AAA PPG Project 1
Lisa A. Cassis, Ph.D.
|Male gender is one of the strongest risk factors in the development of abdominal aortic aneurysms (AAAs). Our results demonstrate a 3-fold greater incidence of angiotensin II (AngII)-induced AAAs in male ApoE-/- mice compared to females. Ovariectomy did not influence AngII-induced AAAs. In contrast, orchiectomy reduced AAA incidence to the level observed in females. These results demonstrate that male sex hormones mediate gender differences in AngII-induced AAAs. Additional data demonstrate greater AngII receptor density and responsiveness in the abdominal aorta of male than female mice. We hypothesize that during development, androgen localizes the AT1a receptor to vascular smooth muscle cells of the abdominal aorta of male mice and continues to increase AT1a receptor expression in cell types critical to the formation of AAAs in adult male mice. In Specific Aim 1, we will determine the temporal effect of exogenous testosterone administration on AAA formation and localization. The effect of exogenous testosterone in orchiectomized male and in female mice on AngII-induced AAAs will be determined. A focus will be on regulation of the AT1a receptor in the abdominal aorta of male and female mice administered testosterone. In Specific Aim 2, we will determine the cell type mediating androgen receptor effects on AAA formation. The effect of whole body androgen receptor deficiency on AngII-induced AAAs will be examined in male mice. Since macrophages and smooth muscle are involved early in AngII-induced AAAs, we will determine the effect of deficiency of androgen receptors on bone marrow-derived cells and on smooth muscle on AngII-induced AAAs. Additional studies will define mechanisms for androgen regulation of the AT1a receptor promoter. In Specific Aim 3, we hypothesize that in utero developmental effects of androgen on the mesenchyme give rise to AT1a receptors on vascular smooth muscle cells of the abdominal aorta in adult male mice, thereby localizing AAAs to this region. We will determine the effect of androgen ablation in utero in males, and testosterone administration to neonatal female mice on AngII-induced AAAs in adult offspring.

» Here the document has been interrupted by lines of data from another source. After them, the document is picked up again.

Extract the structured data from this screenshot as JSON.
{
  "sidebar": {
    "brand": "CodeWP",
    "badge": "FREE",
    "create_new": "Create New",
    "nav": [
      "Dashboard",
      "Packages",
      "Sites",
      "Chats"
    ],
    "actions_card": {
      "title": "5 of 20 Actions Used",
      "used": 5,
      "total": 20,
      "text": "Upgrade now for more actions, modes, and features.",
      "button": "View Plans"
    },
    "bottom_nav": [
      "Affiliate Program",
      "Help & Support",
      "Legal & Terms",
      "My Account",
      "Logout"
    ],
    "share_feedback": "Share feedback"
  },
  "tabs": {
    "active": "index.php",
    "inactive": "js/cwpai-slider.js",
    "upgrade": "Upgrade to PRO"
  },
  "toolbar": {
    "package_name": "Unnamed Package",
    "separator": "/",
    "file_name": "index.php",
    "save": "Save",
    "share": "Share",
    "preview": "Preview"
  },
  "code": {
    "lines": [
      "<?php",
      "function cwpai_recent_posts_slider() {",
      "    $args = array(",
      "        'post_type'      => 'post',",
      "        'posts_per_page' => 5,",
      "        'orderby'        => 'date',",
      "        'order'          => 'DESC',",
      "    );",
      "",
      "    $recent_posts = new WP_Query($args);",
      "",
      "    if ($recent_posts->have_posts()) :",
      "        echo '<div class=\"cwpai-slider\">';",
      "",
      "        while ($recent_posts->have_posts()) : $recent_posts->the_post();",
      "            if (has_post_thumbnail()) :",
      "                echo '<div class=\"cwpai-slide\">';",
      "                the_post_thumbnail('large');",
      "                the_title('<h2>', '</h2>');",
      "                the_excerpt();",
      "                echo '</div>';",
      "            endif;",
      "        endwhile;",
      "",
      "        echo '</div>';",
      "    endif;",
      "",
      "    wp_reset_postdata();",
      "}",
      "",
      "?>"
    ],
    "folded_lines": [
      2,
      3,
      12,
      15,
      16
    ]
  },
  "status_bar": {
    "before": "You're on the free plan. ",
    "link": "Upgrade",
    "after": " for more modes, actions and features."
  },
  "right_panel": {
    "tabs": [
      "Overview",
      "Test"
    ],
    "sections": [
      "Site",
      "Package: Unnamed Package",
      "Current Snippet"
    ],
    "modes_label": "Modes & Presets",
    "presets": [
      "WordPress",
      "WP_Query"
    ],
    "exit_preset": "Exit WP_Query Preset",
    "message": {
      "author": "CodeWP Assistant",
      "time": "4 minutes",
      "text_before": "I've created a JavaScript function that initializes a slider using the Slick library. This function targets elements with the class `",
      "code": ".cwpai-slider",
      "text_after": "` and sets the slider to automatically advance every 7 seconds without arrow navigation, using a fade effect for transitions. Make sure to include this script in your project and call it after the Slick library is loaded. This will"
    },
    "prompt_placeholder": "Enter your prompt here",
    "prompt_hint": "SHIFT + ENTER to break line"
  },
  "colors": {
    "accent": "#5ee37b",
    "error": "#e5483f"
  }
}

Results from these studies will identify mechanisms for gender differences in AAA formation.|
|1. Daugherty, A. , M. W. Manning, and L.A.
Cassis. (2000) Angiotensin II promotes atherosclerotic
lesions and aneurysms in apolipoprotein E deficient
mice. Journal of Clinical Investigation. 105:1605-1612.
2. Daugherty, A, M.W. Manning, and L. A . Cassis. (2001) Antagonism of AT2 receptors augments angiotensin II-induced abdominal aortic aneurysms and atherosclerosis. British Journal of Pharmacology. 134: 865-870.
3. Daugherty, A. and L.A. Cassis (2002) Mechanisms of arterial aneurysm formation. Current Atherosclerosis Reports. 4:222-227.
4. Daugherty, A. (2004) Atherosclerosis - Cell Biology and Lipoproteins - Commentary. Current Opinions in Lipidology. 15: 93-95.
5. Daugherty, A., D.L. Rateri, and L. A. Cassis. (2006) Role of the renin-angiotensin system in the development of abdominal aortic aneurysms in animals and humans. Annals of the New York Academy of Sciences. In press.